## Task to carry out
State how many lines in the entries below contain "this". Write nothing but the number.

## Provided entries
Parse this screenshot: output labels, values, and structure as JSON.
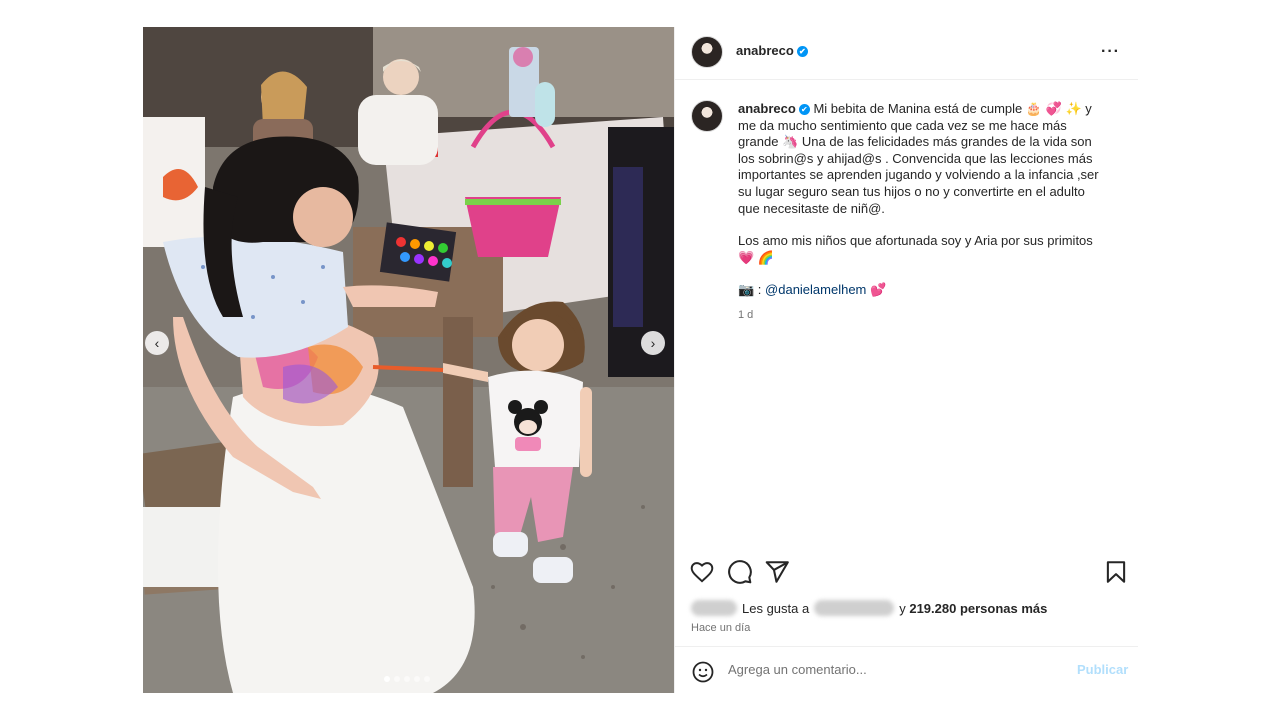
{
  "post": {
    "username": "anabreco",
    "verified_mark": "✔",
    "more_icon": "···",
    "caption_user": "anabreco",
    "caption_p1": "Mi bebita de Manina está de cumple 🎂 💞 ✨ y me da mucho sentimiento que cada vez se me hace más grande 🦄 Una de las felicidades más grandes de la vida son los sobrin@s y ahijad@s . Convencida que las lecciones más importantes se aprenden jugando y volviendo a la infancia ,ser su lugar seguro sean tus hijos o no y convertirte en el adulto que necesitaste de niñ@.",
    "caption_p2": "Los amo mis niños que afortunada soy y Aria por sus primitos 💗 🌈",
    "credit_prefix": "📷 : ",
    "credit_mention": "@danielamelhem",
    "credit_suffix": " 💕",
    "caption_time": "1 d",
    "likes_prefix": "Les gusta a",
    "likes_middle": "y",
    "likes_count": "219.280 personas más",
    "time_label": "Hace un día",
    "comment_placeholder": "Agrega un comentario...",
    "post_button": "Publicar"
  },
  "carousel": {
    "prev_glyph": "‹",
    "next_glyph": "›",
    "slides": 5,
    "active_index": 0
  },
  "colors": {
    "verified_blue": "#0095f6",
    "mention_blue": "#00376b",
    "post_disabled": "#b2dffc"
  }
}
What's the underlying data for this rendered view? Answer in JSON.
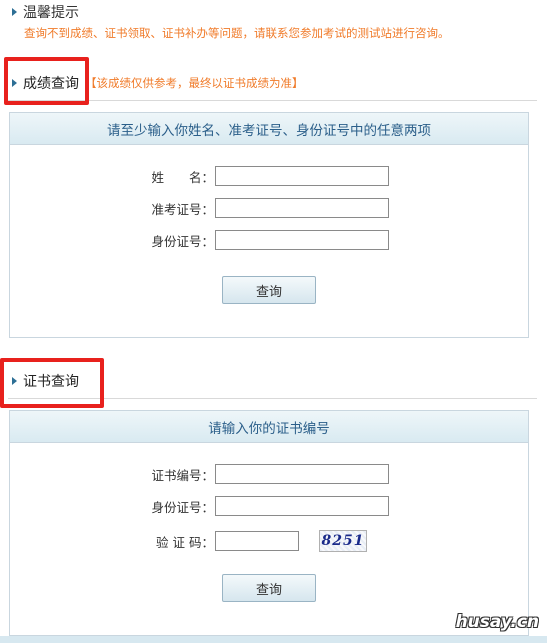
{
  "tip": {
    "title": "温馨提示",
    "text": "查询不到成绩、证书领取、证书补办等问题，请联系您参加考试的测试站进行咨询。"
  },
  "score_section": {
    "title": "成绩查询",
    "note": "【该成绩仅供参考，最终以证书成绩为准】",
    "panel_title": "请至少输入你姓名、准考证号、身份证号中的任意两项",
    "fields": [
      {
        "label": "姓　　名：",
        "value": ""
      },
      {
        "label": "准考证号：",
        "value": ""
      },
      {
        "label": "身份证号：",
        "value": ""
      }
    ],
    "button": "查询"
  },
  "cert_section": {
    "title": "证书查询",
    "panel_title": "请输入你的证书编号",
    "fields": [
      {
        "label": "证书编号：",
        "value": ""
      },
      {
        "label": "身份证号：",
        "value": ""
      },
      {
        "label": "验 证 码：",
        "value": ""
      }
    ],
    "captcha": "8251",
    "button": "查询"
  },
  "watermark": "husay.cn",
  "colors": {
    "accent_orange": "#f07b2a",
    "highlight_red": "#e8211d",
    "panel_title_blue": "#2b5f8a"
  }
}
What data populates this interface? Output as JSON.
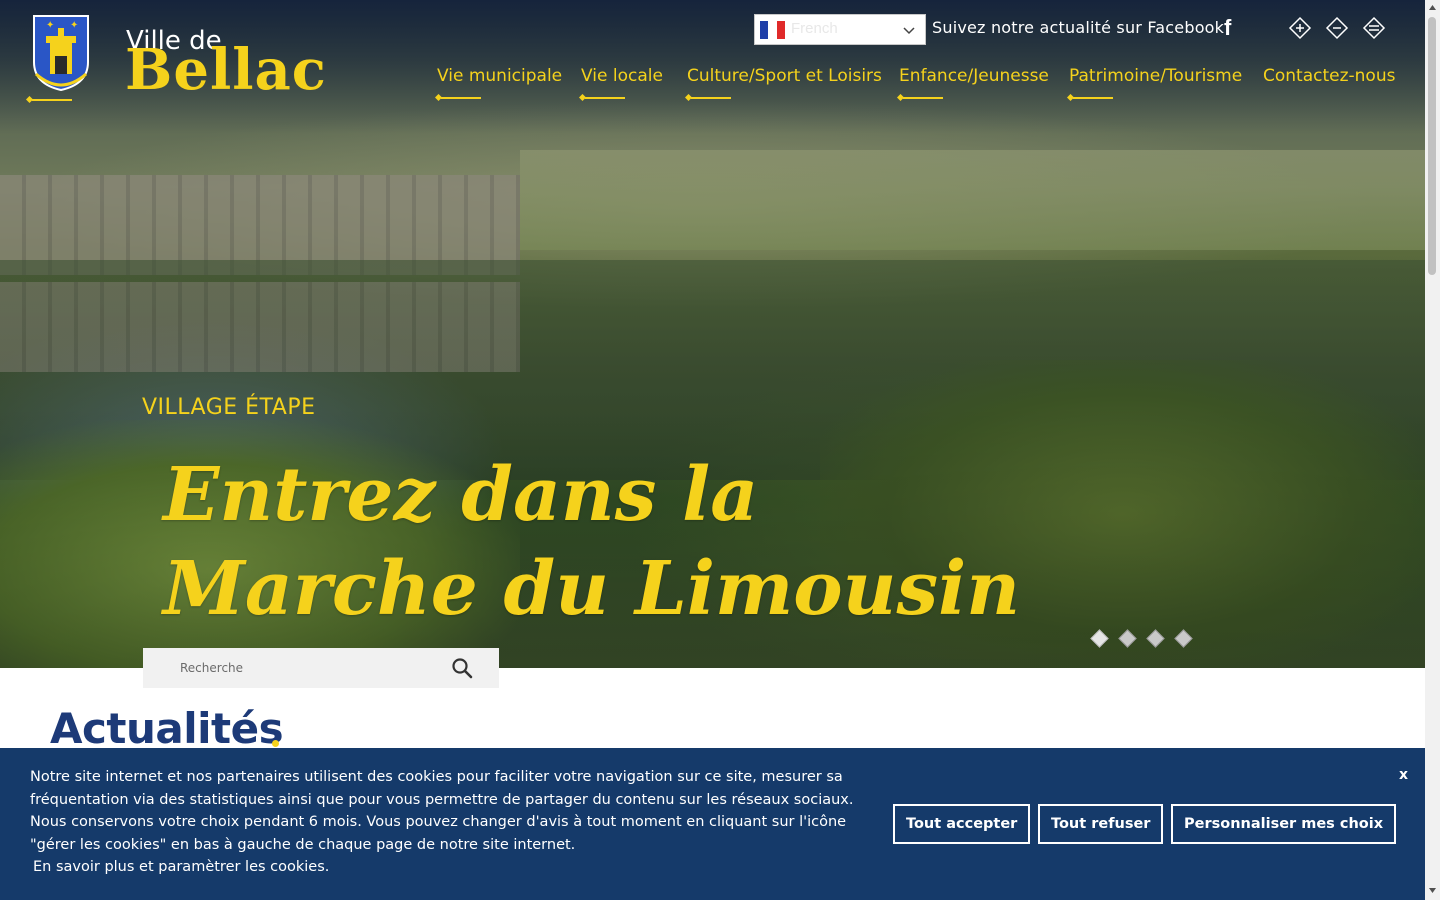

## Output
3